by Gordon and Jimmie Lou Coons
When I graduated, I knew how to write a check and balance a checkbook. I knew how to watch ads to purchase items at a good price. But I really didn’t know much about how to plan for the future. I worked diligently, I spent conservatively, and I was honest. I wanted to be generous even with the small income I had. However, I needed to learn contentment in order to gain control of my finances and learn to manage money.
Money is an emotional subject. My lack of knowledge set me up for letting money control me. In other words, it became difficult to make the best purchases because I wanted to look good. Money can buy pleasure, power, and possessions that promise to fulfill, but they do not and cannot do the job. Fulfillment comes from being responsible for what we have.
The concept of money management with an emotional detachment was not in my skill set. And managing money is a skill. I needed that skill. I recognized that I had the responsibility of managing my resources. I knew the resources I had would go further with proper management. But where should I begin to gain control? I decided to take responsibility and not just say “I should take responsibility for my finances.”
I eventually realized I needed measurable and realistic goals. A financial goal I had heard of was being debt-free. That sounded good so I set out to make my budget include a plan to pay off all my debt as quickly as possible.
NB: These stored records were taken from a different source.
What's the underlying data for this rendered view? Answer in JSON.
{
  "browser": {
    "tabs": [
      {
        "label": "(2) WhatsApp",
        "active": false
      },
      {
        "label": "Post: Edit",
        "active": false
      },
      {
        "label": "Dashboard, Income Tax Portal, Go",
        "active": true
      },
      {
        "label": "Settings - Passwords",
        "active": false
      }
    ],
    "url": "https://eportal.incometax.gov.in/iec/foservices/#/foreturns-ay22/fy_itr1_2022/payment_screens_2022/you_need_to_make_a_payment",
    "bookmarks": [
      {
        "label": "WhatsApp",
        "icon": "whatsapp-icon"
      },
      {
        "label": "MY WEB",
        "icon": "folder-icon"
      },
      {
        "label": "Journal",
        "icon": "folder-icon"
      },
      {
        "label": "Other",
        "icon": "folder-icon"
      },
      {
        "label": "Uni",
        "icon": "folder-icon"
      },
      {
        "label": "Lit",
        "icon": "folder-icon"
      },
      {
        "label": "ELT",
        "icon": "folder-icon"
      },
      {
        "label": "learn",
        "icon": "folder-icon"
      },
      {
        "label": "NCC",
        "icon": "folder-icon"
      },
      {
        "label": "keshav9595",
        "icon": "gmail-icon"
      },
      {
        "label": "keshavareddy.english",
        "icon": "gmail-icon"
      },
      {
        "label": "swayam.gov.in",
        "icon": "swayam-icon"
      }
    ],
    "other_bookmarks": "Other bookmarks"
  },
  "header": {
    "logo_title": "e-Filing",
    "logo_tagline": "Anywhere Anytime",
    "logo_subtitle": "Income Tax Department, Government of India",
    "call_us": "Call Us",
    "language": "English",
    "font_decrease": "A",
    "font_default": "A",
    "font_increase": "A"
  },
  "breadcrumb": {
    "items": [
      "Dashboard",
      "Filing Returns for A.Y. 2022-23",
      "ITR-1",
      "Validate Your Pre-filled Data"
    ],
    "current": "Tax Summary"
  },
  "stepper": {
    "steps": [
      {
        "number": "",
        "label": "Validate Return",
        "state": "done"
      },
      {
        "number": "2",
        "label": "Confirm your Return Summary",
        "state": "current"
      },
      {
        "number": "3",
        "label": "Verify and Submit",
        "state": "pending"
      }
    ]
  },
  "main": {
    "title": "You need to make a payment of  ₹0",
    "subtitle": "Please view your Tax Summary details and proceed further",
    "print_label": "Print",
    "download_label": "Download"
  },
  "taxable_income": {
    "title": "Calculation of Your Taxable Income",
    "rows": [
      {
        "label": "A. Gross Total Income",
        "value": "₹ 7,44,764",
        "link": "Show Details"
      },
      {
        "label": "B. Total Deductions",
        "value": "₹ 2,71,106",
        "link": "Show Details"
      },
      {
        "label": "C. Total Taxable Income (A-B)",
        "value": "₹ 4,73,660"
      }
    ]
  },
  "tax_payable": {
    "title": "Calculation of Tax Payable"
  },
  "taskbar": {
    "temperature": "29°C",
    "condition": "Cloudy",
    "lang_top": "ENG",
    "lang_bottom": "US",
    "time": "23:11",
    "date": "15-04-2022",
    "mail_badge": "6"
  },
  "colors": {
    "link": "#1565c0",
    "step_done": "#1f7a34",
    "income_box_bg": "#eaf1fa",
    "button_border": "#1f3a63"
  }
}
When the two of us married we found we had different opinions about goals. For example, Gordon thought we should spread our payments out on the purchases of our home and vehicle so that we would have more money to work with each month. He also thought we should apply for a credit card and pay off the balance each month. He said this would give us a good credit score.
In addition, he thought it was important to have insurance. There was not much of an issue on these differences until we became a one-income family. These differences emphasized the importance of financial planning for couples and making money management decisions together. Then we could see clearly, we needed to cut back all expenses to just simple needs as opposed to wants. Needs vs. wants was a crucial concept for our money management strategy.
Needs would include food, clothing, shelter, transportation, bills, and donations. (Donations were on the list because we believed that giving to our church was imperative.) On the other hand, our wants consist of more than we need to thrive. Our wants could be things that take up time and energy or other resources that would be better used elsewhere.
We realized we needed a financial plan so we sought out good advice, and we were introduced to the concept of financial freedom. The idea was to owe nothing to anyone. After a few years, we came to see it wasn’t realistic for us. We needed to buy a home and pay mortgage payments in order to advance beyond where we were. Mortgage payments would remain the same for 30 years, whereas rent kept rising. Together as a couple, we used the money management strategies that worked for us, and we moved past any that weren’t realistic for our situation.
Budgeting still was an issue at times. We budget to regulate our lives and address the future. There seemed to be a hole in our bucket. We were advised to keep track of everything we spent and found we could do without several of the expenses we together decided were really unnecessary. In this way, we increased our ability to save and begin giving to those in need.
We listed our goals (short-term, mid-term, and long-term goals) and divided our income into categories that reflected our needs in order to reach those goals. For instance, we needed to have a savings account that contained a portion of our income every month that would cover annual, semiannual, and quarterly payments. Another savings account for emergencies and unplanned circumstances, and still another for retirement. We needed an account to save up for repairs and maintenance, as well.
One mistake we made was to limit entertainment and vacation time severely. For a short time, this may be necessary but it won’t work in the long run. Even if your entertainment is eating popcorn and watching a borrowed video, and vacations are camping in the county park, we need downtime.
A budget is meant to divide income to provide for all of the needs. If it doesn’t then some downsizing is needed. Housing and transportation are the two biggest items on our budget. We decided to drive an older car and buy a mobile home that was affordable in order to have money to save to give to others’ needs and to invest.
Eventually, we were able to invest in a house, a rental property, then more rental property, and later in participating in whole life insurance. We believe we would have benefited from asking questions sooner than we did. Even if we didn’t know what questions to ask, we could have asked someone who was financially successful what the right questions were.
In conclusion, beyond honesty, industriousness, moderation, and generosity we all need to learn contentment. We need to be content to live within our means. We need to be content with what we have in order to take control of our emotions and our finances. We need good advice as we go along to make the most of what we have. We learned how to make a financial plan. So our advice is to keep learning all you can about financial matters and then apply what you learn to keep advancing toward financial success.
Finances are a sore spot in many marriages. Finances are not usually a sore spot because one spouse is good at managing money and the other one is not… It’s more likely to be a sore spot when each person has their own opinion and they are not willing to communicate and develop mutual financial goals.
In this article Gordon and Jimmie Lou Coons write about managing money as a couple with real examples from their own financial life experiences.
Although this article is a good read for married couples it is also good for people who are single because it is extremely important for couples to be on the same page working towards the same financial goals.
A big thank you to Gordon and Jimmie Lou Coons for writing this article. We hope you find it valuable and can share it with other people who will benefit from reading it.